Wednesday, January 01, 2003
Rank kids No. 1 on state agenda The Democrats take over in Springfield this month, but the new state leaders will face the same old problem: How to do more with less.
As Rod Blagojevich becomes governor, he will have Democrats leading the Illinois House and Senate. This all-Democratic leadership will grapple with a budget deficit projected to exceed $2 billion, a faltering economy and the flagrant spending habits of the outgoing leadership.
As Gov. Blagojevich begins looking for ways to fix this mess, we urge him to remember kids should come first. That is more than a moral imperative. It makes sound budget sense. Economists estimate, for example, that every dollar spent on early childhood education saves $7 in money that needn't be spent on everything from remedial reading to jails. We know the savings are much higher when you include the intangible benefits of producing a healthy, productive citizen who will work, pay taxes and raise his or her own healthy, happy children.
So, as Blagojevich begins to order his priorities for the next four years, we want children to rank No. 1 on that list.

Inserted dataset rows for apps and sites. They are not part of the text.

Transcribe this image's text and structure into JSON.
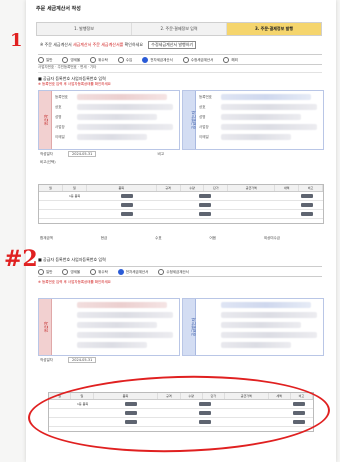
{
  "screen": {
    "title": "주문 세금계산서 작성",
    "steps": [
      "1. 발행정보",
      "2. 주문·결제정보 입력",
      "3. 주문·결제정보 발행"
    ]
  },
  "notice": {
    "prefix": "※ 주문 세금계산서",
    "red_text": "세금계산서 주문 세금계산서를",
    "suffix": "확인하세요",
    "button_label": "수정세금계산서 발행하기"
  },
  "section1": {
    "radio_options": [
      "일반",
      "영세율",
      "위수탁",
      "수입",
      "위수탁영세율",
      "전자세금계산서",
      "수정세금계산서",
      "주민번호",
      "해외"
    ],
    "selected_index": 5,
    "sub_options": [
      "사업자번호",
      "주민등록번호",
      "외국인",
      "면세",
      "기타",
      "공급",
      "정정",
      "가공"
    ],
    "heading": "■ 공급자 등록번호 사업자등록번호 입력",
    "red_note": "※ 등록번호 입력 후 사업자등록상태를 확인하세요",
    "left_label": "공급자",
    "right_label": "공급받는자",
    "left_fields": [
      "등록번호",
      "상호",
      "성명",
      "사업장",
      "업태",
      "이메일"
    ],
    "right_fields": [
      "등록번호",
      "상호",
      "성명",
      "사업장",
      "업태",
      "이메일"
    ],
    "date_label": "작성일자",
    "date_value": "2024-05-31",
    "note_label": "비고",
    "remark_label": "비고(선택)"
  },
  "table1": {
    "headers": [
      "월",
      "일",
      "품목",
      "규격",
      "수량",
      "단가",
      "공급가액",
      "세액",
      "비고",
      ""
    ],
    "rows": [
      [
        "05",
        "31",
        "1등 품목"
      ],
      [
        "",
        "",
        ""
      ],
      [
        "",
        "",
        ""
      ]
    ],
    "add_button": "추가"
  },
  "summary_row": [
    "합계금액",
    "현금",
    "수표",
    "어음",
    "외상미수금"
  ],
  "annotations": {
    "mark_one": "1",
    "mark_two": "#2"
  },
  "section2": {
    "radio_options": [
      "일반",
      "영세율",
      "위수탁",
      "전자세금계산서",
      "수정세금계산서",
      "해외"
    ],
    "heading": "■ 공급자 등록번호 사업자등록번호 입력",
    "red_note": "※ 등록번호 입력 후 사업자등록상태를 확인하세요",
    "left_label": "공급자",
    "right_label": "공급받는자",
    "date_value": "2024-05-31"
  },
  "table2": {
    "headers": [
      "월",
      "일",
      "품목",
      "규격",
      "수량",
      "단가",
      "공급가액",
      "세액",
      "비고",
      ""
    ],
    "rows": [
      [
        "05",
        "31",
        "1등 품목"
      ],
      [
        "",
        "",
        ""
      ],
      [
        "",
        "",
        ""
      ]
    ]
  },
  "colors": {
    "accent": "#f5d56d",
    "marker": "#e02020",
    "link": "#2a5bd7"
  }
}
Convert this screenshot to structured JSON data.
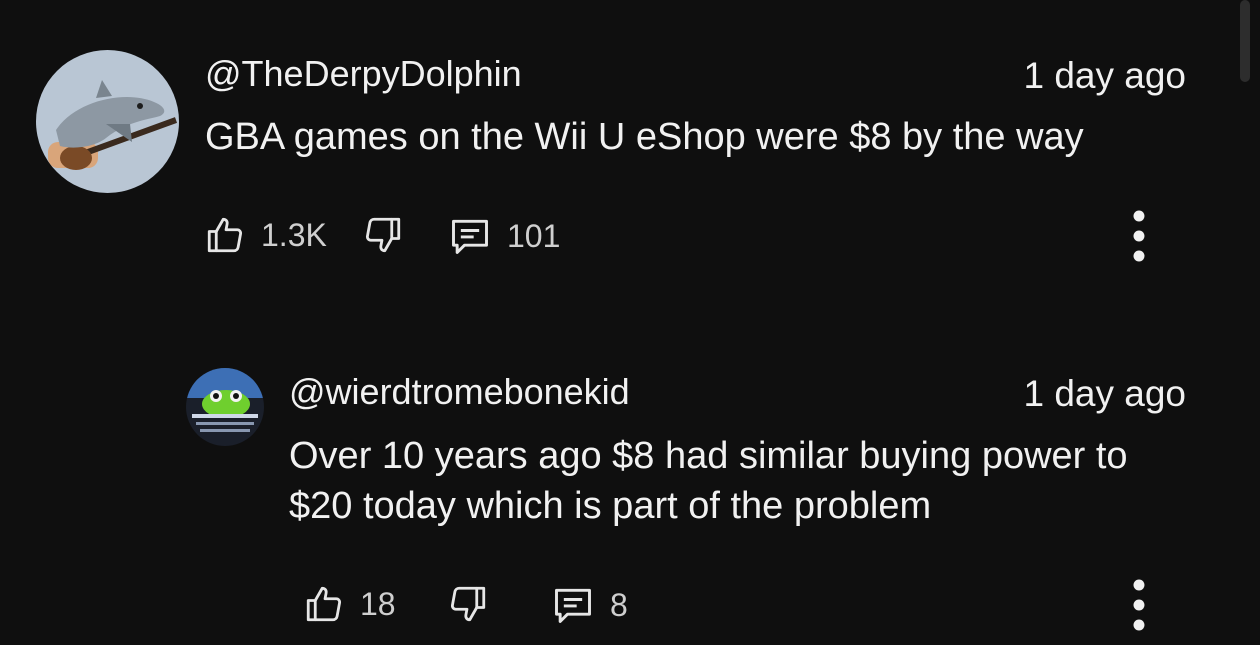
{
  "comments": [
    {
      "author": "@TheDerpyDolphin",
      "timestamp": "1 day ago",
      "text": "GBA games on the Wii U eShop were $8 by the way",
      "likes": "1.3K",
      "replies": "101",
      "avatar_icon": "dolphin-guitar-avatar",
      "like_icon": "thumb-up-icon",
      "dislike_icon": "thumb-down-icon",
      "reply_icon": "comment-icon",
      "menu_icon": "more-vert-icon"
    },
    {
      "author": "@wierdtromebonekid",
      "timestamp": "1 day ago",
      "text": "Over 10 years ago $8 had similar buying power to $20 today which is part of the problem",
      "likes": "18",
      "replies": "8",
      "avatar_icon": "frog-avatar",
      "like_icon": "thumb-up-icon",
      "dislike_icon": "thumb-down-icon",
      "reply_icon": "comment-icon",
      "menu_icon": "more-vert-icon"
    }
  ],
  "colors": {
    "background": "#0f0f0f",
    "text": "#f1f1f1",
    "secondary": "#cfcfcf"
  }
}
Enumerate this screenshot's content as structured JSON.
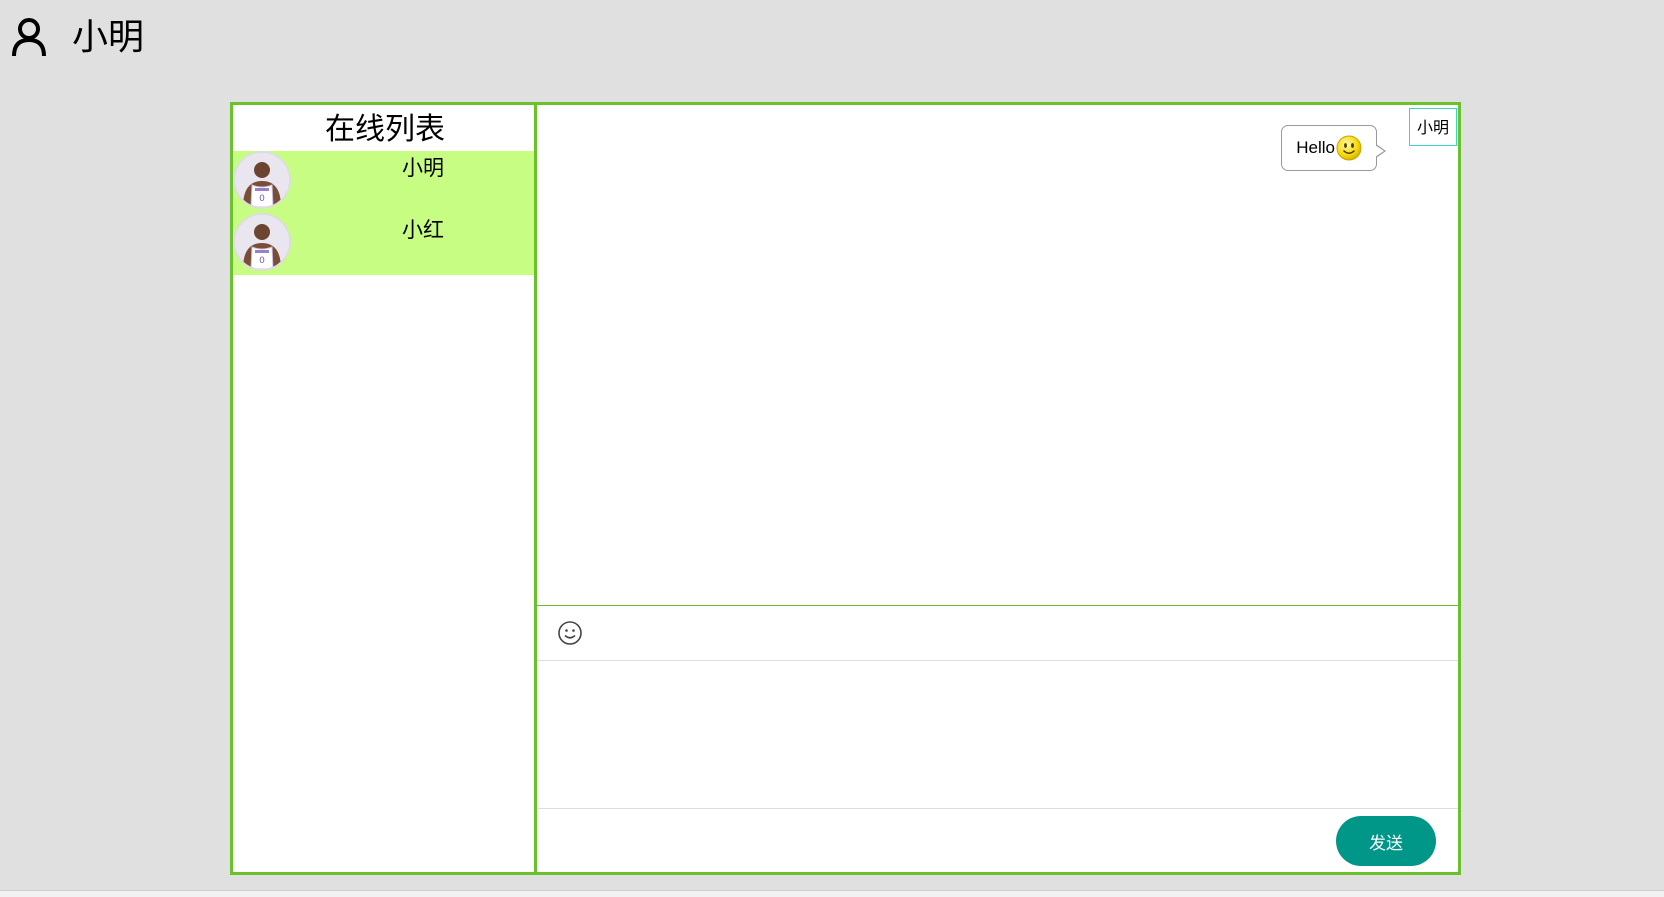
{
  "header": {
    "user_icon": "user-icon",
    "username": "小明"
  },
  "sidebar": {
    "title": "在线列表",
    "users": [
      {
        "name": "小明",
        "avatar": "player-avatar"
      },
      {
        "name": "小红",
        "avatar": "player-avatar"
      }
    ],
    "highlight_color": "#c7fd83"
  },
  "chat": {
    "messages": [
      {
        "sender": "小明",
        "text": "Hello",
        "emoji": "smiley-emoji"
      }
    ],
    "toolbar": {
      "emoji_button_icon": "smiley-icon"
    },
    "input": {
      "value": "",
      "placeholder": ""
    },
    "send_label": "发送"
  },
  "colors": {
    "frame_border": "#6ac12c",
    "send_button": "#009688",
    "background": "#e0e0e0",
    "sender_tag_border": "#3fd3c0"
  }
}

We urge him to spend first on programs to ensure children have access to the best education, the highest quality health care and the safest neighborhoods.
• Keeping his campaign promises to the teachers' unions to find money to recruit, train and keep the best teachers.
• Finding a way, finally, to shift the burden of paying for schools from property taxes to the state.
• Spending more of the federal dollars Illinois has in reserve for KidCare, the health insurance program for low-income children. The last two years Illinois has spent only $13 million of its annual $130 million. If you don't use the money, you lose it. The state can't afford not to fund this program.
• Ensuring all children live in safe neighborhoods, which requires a coordinated approach between law enforcement, public health officials, violence prevention strategists and schools. Studies show the most dangerous hours for many kids are those immediately after school when children are home alone. Quality after-school programs that keep kids off the streets are a good first step.
Blagojevich has a big job ahead of him. At this moment, he is meeting with advisors, setting budget priorities and repaying political debts. He needs to hear from you. Take a moment to write, call or e-mail the new governor. Tell him kids come first. And contact your state senator and representative as well. There's a new world order in Springfield. It's important they understand their priorities should reflect your priorities as parents.
Contact Blagojevich at 161 N. Clark, 24th Floor, Chicago, IL 60601, or call (312) 236-8899.
To find out who your representatives are and how to contact them, go to www.elections.state.il. us/dls/pages/DLSAddresscrit.asp and plug in your home address.
CTA reconsiders misguided policy Adults caring for small children travel quite heavy. There's the diaper bag, toys, bottles, baby food and other necessary tot accoutrements. It's tough enough to lug all of that around with the help of an easy-to-push stroller. So why would the Chicago Transit Authority institute a policy that makes life tougher?
That wasn't the CTA's stated purpose this fall when it began enforcing rules requiring people to fold up strollers before entering the turnstile at elevated stations. But it certainly was the result of the ill-conceived rule.
Sometime after hearing Chicago Parent was writing an editorial criticizing the policy, the agency announced it was contemplating changing the rule. A "pilot" program would allow parents to keep children strapped into strollers while riding on trains and buses.
We are so glad to hear it. The fold-the-stroller requirement was a disaster waiting to happen. We worry a toddler could slip out of his mother's grasp and clonk his head as the train screeches to a stop. Or worse, run for the door and get a tiny foot caught between the train and the platform.
The CTA still was studying the issue as we went to press. We urge the agency to change this ill-advised rule. Once it does, we urge parents to be responsible riders. Lock the brake on the stroller while the train is in motion. Keep the kids belted in. And don't block the aisle in a way that would inconvenience fellow travelers.
Let's not give the CTA reason to reinstate such a potentially dangerous policy.